• Data records for software interfaces
((

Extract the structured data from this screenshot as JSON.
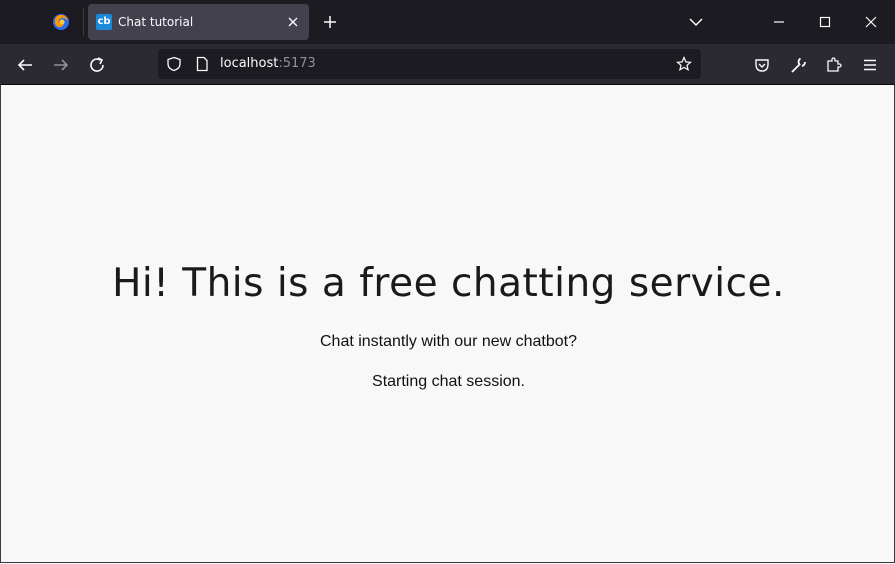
{
  "browser": {
    "tab": {
      "title": "Chat tutorial",
      "favicon_text": "cb"
    },
    "url": {
      "host": "localhost",
      "port": ":5173"
    }
  },
  "page": {
    "heading": "Hi! This is a free chatting service.",
    "subtitle": "Chat instantly with our new chatbot?",
    "status": "Starting chat session."
  },
  "colors": {
    "tabbar": "#1c1b22",
    "navbar": "#2b2a33",
    "active_tab": "#42414d",
    "page_bg": "#f8f8f8",
    "favicon": "#1a8ad8"
  }
}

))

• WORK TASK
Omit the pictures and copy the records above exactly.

• EXERCISE ANSWER
Extract the structured data from this screenshot as JSON.
{
  "browser": {
    "tab": {
      "title": "Chat tutorial",
      "favicon_text": "cb"
    },
    "url": {
      "host": "localhost",
      "port": ":5173"
    }
  },
  "page": {
    "heading": "Hi! This is a free chatting service.",
    "subtitle": "Chat instantly with our new chatbot?",
    "status": "Starting chat session."
  },
  "colors": {
    "tabbar": "#1c1b22",
    "navbar": "#2b2a33",
    "active_tab": "#42414d",
    "page_bg": "#f8f8f8",
    "favicon": "#1a8ad8"
  }
}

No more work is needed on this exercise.